By Jennifer Pierce, NEWS 9

OKLAHOMA CITY -- Potentially lifesaving diabetes research is changing the lives of some Oklahoma children.

TODAY is a nationwide breakthrough study aimed at treating childhood diabetes. Medical experts at OU Health Sciences Center have enrolled 150 children, the most nationally.

Cheyenne Perryman was 9-years-old and 150 pounds when she learned she had diabetes.

"I remember like falling on my knees crying because I really didn't understand it at that time," Perryman said.

Perryman is one of the children who enrolled in the TODAY study. As part of the intense program, she takes medication and has learned the importance of a healthy diet and exercise. She also meets regularly with doctors and dieticians to keep her on track.

Dr. Kenneth Copeland is a diabetes specialist and researcher at the Harold Hamm Oklahoma Diabetes Center. He's following many of the children in the study and said he is alarmed at the number of patients with Type 2 diabetes.

"Type 2 diabetes is a form of diabetes that really until recently was only encountered in adults, but now because of its relationship with obesity is beginning to be seen at younger and younger age groups," Copeland said.

The TODAY research has found children diagnosed with Type 2 diabetes are predominately minority, mostly female, overweight, and from families with a strong history of diabetes. But the most promising outcome of the study is how it's changing lives.

"I lost a lot of weight and I had a lot more friends when I did that.

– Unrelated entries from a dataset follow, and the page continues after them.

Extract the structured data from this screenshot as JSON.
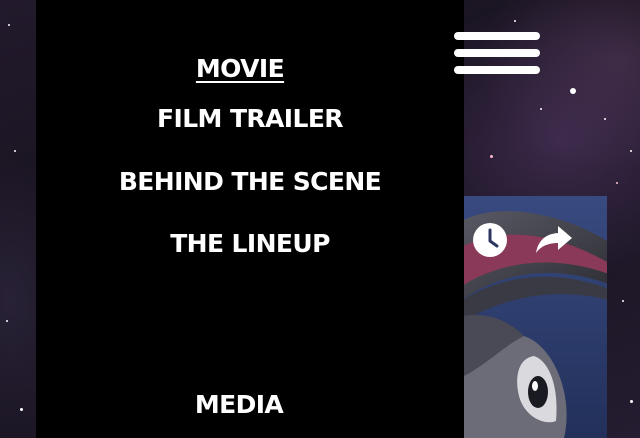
{
  "nav": {
    "items": [
      {
        "id": "movie",
        "label": "MOVIE",
        "active": true
      },
      {
        "id": "film-trailer",
        "label": "FILM TRAILER",
        "active": false
      },
      {
        "id": "behind-the-scene",
        "label": "BEHIND THE SCENE",
        "active": false
      },
      {
        "id": "the-lineup",
        "label": "THE LINEUP",
        "active": false
      },
      {
        "id": "media",
        "label": "MEDIA",
        "active": false
      }
    ]
  },
  "menu_toggle": {
    "icon": "hamburger-menu-icon"
  },
  "video_card": {
    "icons": [
      "clock-icon",
      "share-arrow-icon"
    ]
  },
  "colors": {
    "panel": "#000000",
    "text": "#ffffff",
    "background": "#1a1420"
  }
}
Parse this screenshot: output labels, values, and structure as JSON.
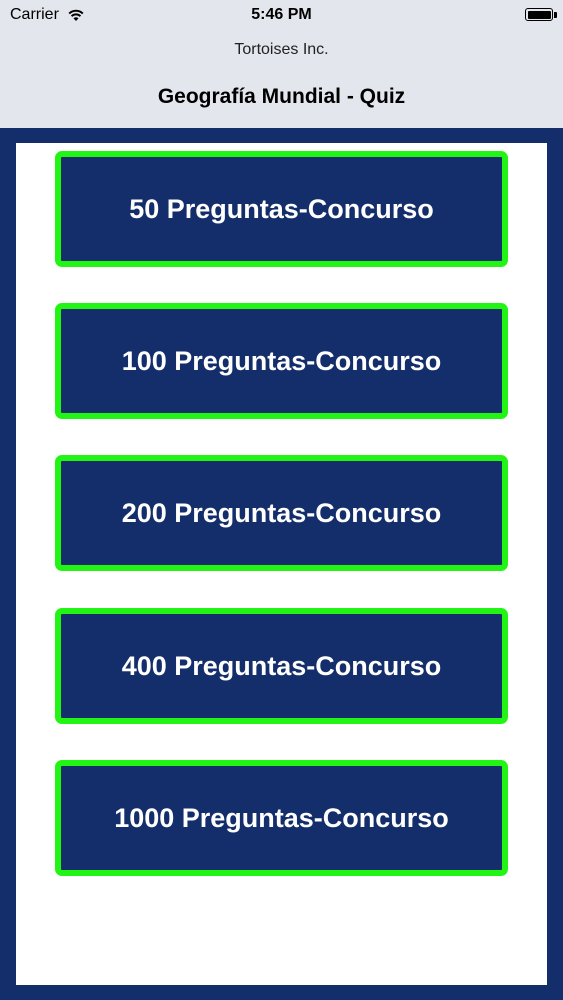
{
  "status_bar": {
    "carrier": "Carrier",
    "time": "5:46 PM"
  },
  "header": {
    "subtitle": "Tortoises Inc.",
    "title": "Geografía Mundial - Quiz"
  },
  "quiz_options": [
    {
      "label": "50 Preguntas-Concurso"
    },
    {
      "label": "100 Preguntas-Concurso"
    },
    {
      "label": "200 Preguntas-Concurso"
    },
    {
      "label": "400 Preguntas-Concurso"
    },
    {
      "label": "1000 Preguntas-Concurso"
    }
  ],
  "colors": {
    "background": "#142d6b",
    "button_fill": "#142d6b",
    "button_border": "#22f514",
    "header_bg": "#e4e6ee"
  }
}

When I didn't, I didn't have any friends, barely had any friends," Perryman said.

The study's participants will stay in the TODAY study until 2011, and a select number of patients will be followed into adulthood.

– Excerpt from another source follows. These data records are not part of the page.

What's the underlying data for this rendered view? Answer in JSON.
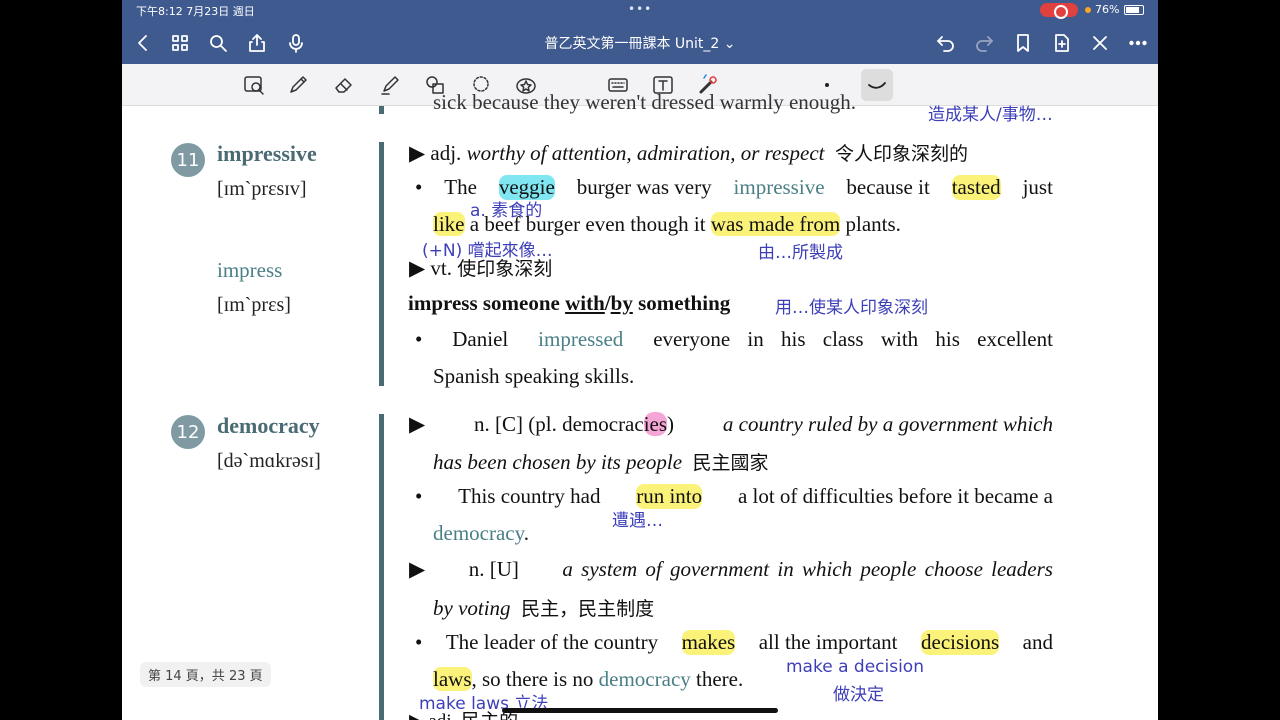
{
  "status": {
    "time": "下午8:12 7月23日 週日",
    "battery": "76%",
    "dots": "•••"
  },
  "nav": {
    "title": "普乙英文第一冊課本 Unit_2 ⌄"
  },
  "doc": {
    "top_cut": "sick because they weren't dressed warmly enough.",
    "top_note": "造成某人/事物…",
    "e11": {
      "num": "11",
      "word": "impressive",
      "phon": "[ɪm`prɛsɪv]",
      "marker": "▶",
      "bullet": "•",
      "pos1": "adj.",
      "def1": "worthy of attention, admiration, or respect",
      "zh1": "令人印象深刻的",
      "ex1_a": "The",
      "ex1_veggie": "veggie",
      "ex1_b": "burger was very",
      "ex1_kw": "impressive",
      "ex1_c": "because it",
      "ex1_tasted": "tasted",
      "ex1_d": "just",
      "ex1_like": "like",
      "ex1_e": "a beef burger even though it",
      "ex1_made": "was made from",
      "ex1_f": "plants.",
      "n_veggie": "a. 素食的",
      "n_like": "(+N) 嚐起來像…",
      "n_made": "由…所製成",
      "word2": "impress",
      "phon2": "[ɪm`prɛs]",
      "pos2": "vt.",
      "zh2": "使印象深刻",
      "phrase_a": "impress someone",
      "phrase_with": "with",
      "phrase_slash": "/",
      "phrase_by": "by",
      "phrase_b": "something",
      "phrase_zh": "用…使某人印象深刻",
      "ex2_a": "Daniel",
      "ex2_kw": "impressed",
      "ex2_b": "everyone in his class with his excellent",
      "ex2_c": "Spanish speaking skills."
    },
    "e12": {
      "num": "12",
      "word": "democracy",
      "phon": "[də`mɑkrəsɪ]",
      "pos1a": "n. [C] (pl. democrac",
      "pos1_hl": "ies",
      "pos1b": ")",
      "def1a": "a country ruled by a government which",
      "def1b": "has been chosen by its people",
      "zh1": "民主國家",
      "ex1_a": "This country had",
      "ex1_run": "run into",
      "ex1_b": "a lot of difficulties before it became a",
      "ex1_kw": "democracy",
      "ex1_dot": ".",
      "n_run": "遭遇…",
      "pos2": "n. [U]",
      "def2a": "a system of government in which people choose leaders",
      "def2b": "by voting",
      "zh2": "民主，民主制度",
      "ex2_a": "The leader of the country",
      "ex2_makes": "makes",
      "ex2_b": "all the important",
      "ex2_dec": "decisions",
      "ex2_c": "and",
      "ex2_laws": "laws",
      "ex2_d": ", so there is no",
      "ex2_kw": "democracy",
      "ex2_e": "there.",
      "n_decision1": "make a decision",
      "n_decision2": "做決定",
      "n_laws": "make laws 立法",
      "bottom_cut": "▶ adj. 民主的"
    },
    "page_indicator": "第 14 頁，共 23 頁"
  }
}
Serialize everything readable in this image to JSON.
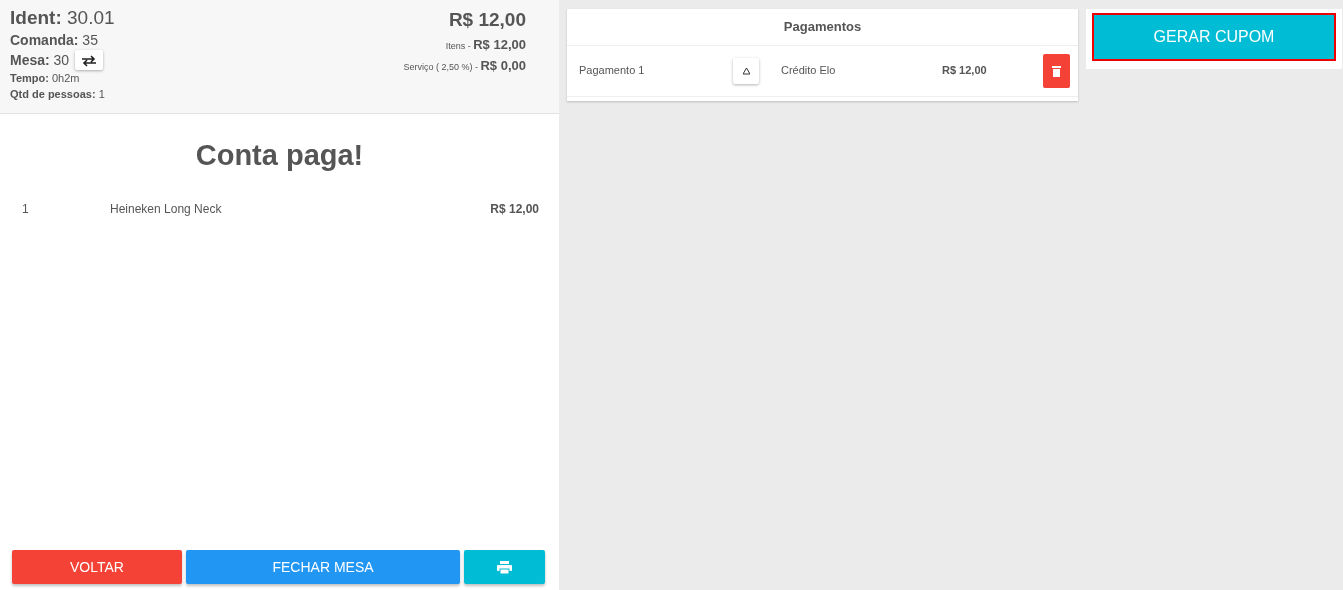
{
  "header": {
    "fields": [
      {
        "text": "**Ident:** 30.01",
        "kind": "title"
      },
      {
        "text": "**Comanda:** 35",
        "kind": "main"
      },
      {
        "text": "**Mesa:** 30",
        "kind": "main",
        "swap_button": true
      },
      {
        "text": "**Tempo:** 0h2m",
        "kind": "note"
      },
      {
        "text": "**Qtd de pessoas:** 1",
        "kind": "note"
      }
    ],
    "total": "R$ 12,00",
    "subtotals": [
      {
        "label": "Itens -",
        "value": "R$ 12,00"
      },
      {
        "label": "Serviço ( 2,50 %) -",
        "value": "R$ 0,00"
      }
    ]
  },
  "status_title": "Conta paga!",
  "items": [
    {
      "qty": "1",
      "name": "Heineken Long Neck",
      "price": "R$ 12,00"
    }
  ],
  "actions": [
    {
      "kind": "danger",
      "label": "VOLTAR"
    },
    {
      "kind": "primary",
      "label": "FECHAR MESA"
    },
    {
      "kind": "print"
    }
  ],
  "payments": {
    "title": "Pagamentos",
    "rows": [
      {
        "name": "Pagamento 1",
        "method": "Crédito Elo",
        "amount": "R$ 12,00"
      }
    ]
  },
  "coupon_button": {
    "label": "GERAR CUPOM",
    "focused": true
  }
}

The study follows children ages 10 to 17 and involves 15 major children's diabetes centers nationwide. A little over 1,200 children are taking part in the study nationwide.